**Action item**
Could you copy out every line of the data where the word "JSON" occurs?

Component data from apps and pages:
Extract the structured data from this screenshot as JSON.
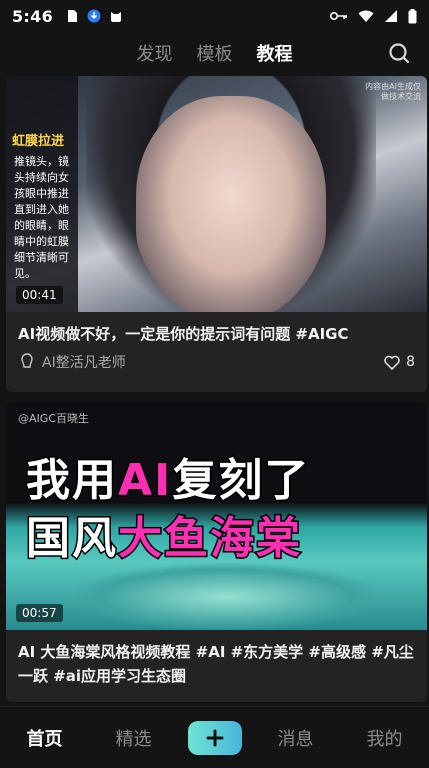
{
  "status": {
    "time": "5:46"
  },
  "top_nav": {
    "tabs": [
      "发现",
      "模板",
      "教程"
    ],
    "active": 2
  },
  "cards": [
    {
      "side_title": "虹膜拉进",
      "side_text": "推镜头，镜头持续向女孩眼中推进直到进入她的眼睛，眼睛中的虹膜细节清晰可见。",
      "watermark": "内容由AI生成仅做技术交流",
      "duration": "00:41",
      "title": "AI视频做不好，一定是你的提示词有问题 #AIGC",
      "author": "AI整活凡老师",
      "likes": "8"
    },
    {
      "handle": "@AIGC百晓生",
      "line1_a": "我用",
      "line1_b": "AI",
      "line1_c": "复刻了",
      "line2_a": "国风",
      "line2_b": "大鱼海棠",
      "duration": "00:57",
      "title": "AI 大鱼海棠风格视频教程 #AI #东方美学 #高级感 #凡尘一跃 #ai应用学习生态圈"
    }
  ],
  "bottom_nav": {
    "items": [
      "首页",
      "精选",
      "消息",
      "我的"
    ]
  },
  "colors": {
    "accent": "#5fd3d6",
    "highlight_pink": "#ff2fb4",
    "side_title_yellow": "#ffd84a"
  }
}
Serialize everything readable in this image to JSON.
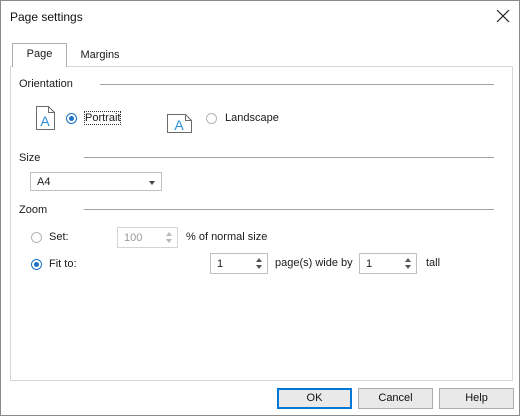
{
  "dialog": {
    "title": "Page settings"
  },
  "tabs": [
    {
      "label": "Page",
      "active": true
    },
    {
      "label": "Margins",
      "active": false
    }
  ],
  "orientation": {
    "group_label": "Orientation",
    "options": [
      {
        "label": "Portrait",
        "selected": true,
        "icon": "portrait-page-icon"
      },
      {
        "label": "Landscape",
        "selected": false,
        "icon": "landscape-page-icon"
      }
    ]
  },
  "size": {
    "group_label": "Size",
    "selected": "A4"
  },
  "zoom": {
    "group_label": "Zoom",
    "set": {
      "label": "Set:",
      "selected": false,
      "value": "100",
      "suffix": "% of normal size"
    },
    "fit_to": {
      "label": "Fit to:",
      "selected": true,
      "wide_value": "1",
      "wide_suffix": "page(s) wide by",
      "tall_value": "1",
      "tall_suffix": "tall"
    }
  },
  "buttons": {
    "ok": "OK",
    "cancel": "Cancel",
    "help": "Help"
  },
  "colors": {
    "accent": "#1a73c7",
    "default_button_border": "#0078d7",
    "icon_blue": "#2b8fd6"
  }
}
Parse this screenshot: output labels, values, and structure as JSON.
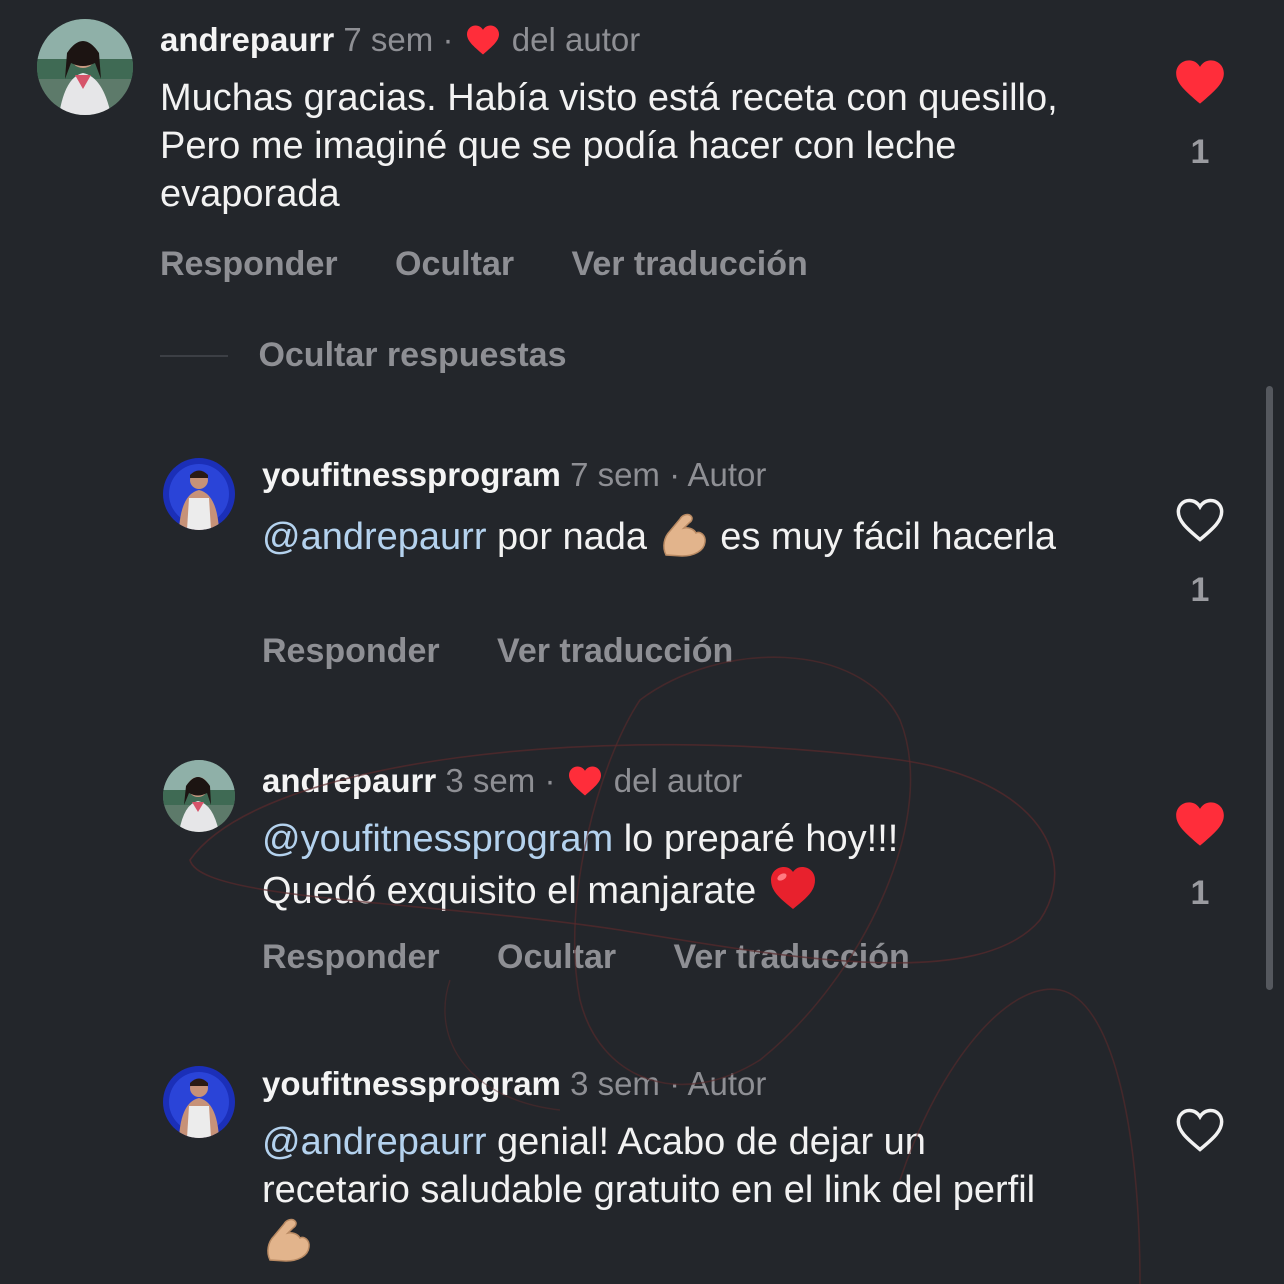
{
  "comments": [
    {
      "username": "andrepaurr",
      "time": "7 sem",
      "separator": "·",
      "badge": "del autor",
      "badge_icon": "red-heart-icon",
      "text": "Muchas gracias. Había visto está receta con quesillo, Pero me imaginé que se podía hacer con leche evaporada",
      "actions": {
        "reply": "Responder",
        "hide": "Ocultar",
        "translate": "Ver traducción"
      },
      "likes": "1",
      "liked": true
    },
    {
      "username": "youfitnessprogram",
      "time": "7 sem",
      "separator": "·",
      "badge": "Autor",
      "mention": "@andrepaurr",
      "text_a": "por nada",
      "emoji": "flexed-biceps-emoji",
      "text_b": "es muy fácil hacerla",
      "actions": {
        "reply": "Responder",
        "translate": "Ver traducción"
      },
      "likes": "1",
      "liked": false
    },
    {
      "username": "andrepaurr",
      "time": "3 sem",
      "separator": "·",
      "badge": "del autor",
      "badge_icon": "red-heart-icon",
      "mention": "@youfitnessprogram",
      "text_a": "lo preparé hoy!!! Quedó exquisito el manjarate",
      "emoji": "red-heart-emoji",
      "actions": {
        "reply": "Responder",
        "hide": "Ocultar",
        "translate": "Ver traducción"
      },
      "likes": "1",
      "liked": true
    },
    {
      "username": "youfitnessprogram",
      "time": "3 sem",
      "separator": "·",
      "badge": "Autor",
      "mention": "@andrepaurr",
      "text_a": "genial! Acabo de dejar un recetario saludable gratuito en el link del perfil",
      "emoji": "flexed-biceps-emoji",
      "liked": false
    }
  ],
  "hide_replies_label": "Ocultar respuestas",
  "colors": {
    "background": "#23262b",
    "mention": "#b4d2ee",
    "like_red": "#ff2d3a",
    "muted_text": "#8e8f94"
  }
}
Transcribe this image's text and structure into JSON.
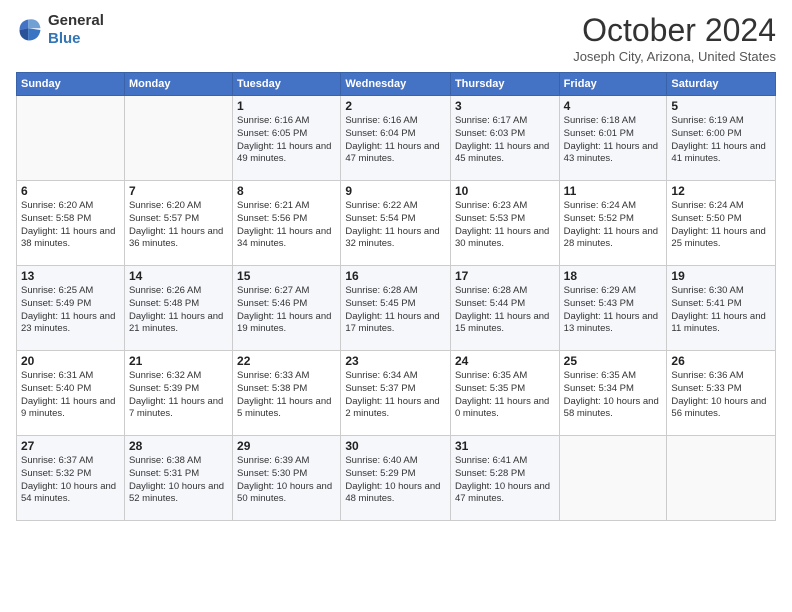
{
  "branding": {
    "general": "General",
    "blue": "Blue"
  },
  "header": {
    "title": "October 2024",
    "location": "Joseph City, Arizona, United States"
  },
  "columns": [
    "Sunday",
    "Monday",
    "Tuesday",
    "Wednesday",
    "Thursday",
    "Friday",
    "Saturday"
  ],
  "weeks": [
    [
      null,
      null,
      {
        "day": 1,
        "sunrise": "6:16 AM",
        "sunset": "6:05 PM",
        "daylight": "11 hours and 49 minutes."
      },
      {
        "day": 2,
        "sunrise": "6:16 AM",
        "sunset": "6:04 PM",
        "daylight": "11 hours and 47 minutes."
      },
      {
        "day": 3,
        "sunrise": "6:17 AM",
        "sunset": "6:03 PM",
        "daylight": "11 hours and 45 minutes."
      },
      {
        "day": 4,
        "sunrise": "6:18 AM",
        "sunset": "6:01 PM",
        "daylight": "11 hours and 43 minutes."
      },
      {
        "day": 5,
        "sunrise": "6:19 AM",
        "sunset": "6:00 PM",
        "daylight": "11 hours and 41 minutes."
      }
    ],
    [
      {
        "day": 6,
        "sunrise": "6:20 AM",
        "sunset": "5:58 PM",
        "daylight": "11 hours and 38 minutes."
      },
      {
        "day": 7,
        "sunrise": "6:20 AM",
        "sunset": "5:57 PM",
        "daylight": "11 hours and 36 minutes."
      },
      {
        "day": 8,
        "sunrise": "6:21 AM",
        "sunset": "5:56 PM",
        "daylight": "11 hours and 34 minutes."
      },
      {
        "day": 9,
        "sunrise": "6:22 AM",
        "sunset": "5:54 PM",
        "daylight": "11 hours and 32 minutes."
      },
      {
        "day": 10,
        "sunrise": "6:23 AM",
        "sunset": "5:53 PM",
        "daylight": "11 hours and 30 minutes."
      },
      {
        "day": 11,
        "sunrise": "6:24 AM",
        "sunset": "5:52 PM",
        "daylight": "11 hours and 28 minutes."
      },
      {
        "day": 12,
        "sunrise": "6:24 AM",
        "sunset": "5:50 PM",
        "daylight": "11 hours and 25 minutes."
      }
    ],
    [
      {
        "day": 13,
        "sunrise": "6:25 AM",
        "sunset": "5:49 PM",
        "daylight": "11 hours and 23 minutes."
      },
      {
        "day": 14,
        "sunrise": "6:26 AM",
        "sunset": "5:48 PM",
        "daylight": "11 hours and 21 minutes."
      },
      {
        "day": 15,
        "sunrise": "6:27 AM",
        "sunset": "5:46 PM",
        "daylight": "11 hours and 19 minutes."
      },
      {
        "day": 16,
        "sunrise": "6:28 AM",
        "sunset": "5:45 PM",
        "daylight": "11 hours and 17 minutes."
      },
      {
        "day": 17,
        "sunrise": "6:28 AM",
        "sunset": "5:44 PM",
        "daylight": "11 hours and 15 minutes."
      },
      {
        "day": 18,
        "sunrise": "6:29 AM",
        "sunset": "5:43 PM",
        "daylight": "11 hours and 13 minutes."
      },
      {
        "day": 19,
        "sunrise": "6:30 AM",
        "sunset": "5:41 PM",
        "daylight": "11 hours and 11 minutes."
      }
    ],
    [
      {
        "day": 20,
        "sunrise": "6:31 AM",
        "sunset": "5:40 PM",
        "daylight": "11 hours and 9 minutes."
      },
      {
        "day": 21,
        "sunrise": "6:32 AM",
        "sunset": "5:39 PM",
        "daylight": "11 hours and 7 minutes."
      },
      {
        "day": 22,
        "sunrise": "6:33 AM",
        "sunset": "5:38 PM",
        "daylight": "11 hours and 5 minutes."
      },
      {
        "day": 23,
        "sunrise": "6:34 AM",
        "sunset": "5:37 PM",
        "daylight": "11 hours and 2 minutes."
      },
      {
        "day": 24,
        "sunrise": "6:35 AM",
        "sunset": "5:35 PM",
        "daylight": "11 hours and 0 minutes."
      },
      {
        "day": 25,
        "sunrise": "6:35 AM",
        "sunset": "5:34 PM",
        "daylight": "10 hours and 58 minutes."
      },
      {
        "day": 26,
        "sunrise": "6:36 AM",
        "sunset": "5:33 PM",
        "daylight": "10 hours and 56 minutes."
      }
    ],
    [
      {
        "day": 27,
        "sunrise": "6:37 AM",
        "sunset": "5:32 PM",
        "daylight": "10 hours and 54 minutes."
      },
      {
        "day": 28,
        "sunrise": "6:38 AM",
        "sunset": "5:31 PM",
        "daylight": "10 hours and 52 minutes."
      },
      {
        "day": 29,
        "sunrise": "6:39 AM",
        "sunset": "5:30 PM",
        "daylight": "10 hours and 50 minutes."
      },
      {
        "day": 30,
        "sunrise": "6:40 AM",
        "sunset": "5:29 PM",
        "daylight": "10 hours and 48 minutes."
      },
      {
        "day": 31,
        "sunrise": "6:41 AM",
        "sunset": "5:28 PM",
        "daylight": "10 hours and 47 minutes."
      },
      null,
      null
    ]
  ]
}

**Task answer**
Extract the structured data from this screenshot as JSON.
Serialize everything readable in this image to JSON.
Parse this screenshot: output labels, values, and structure as JSON.
Transcribe this image's text and structure into JSON.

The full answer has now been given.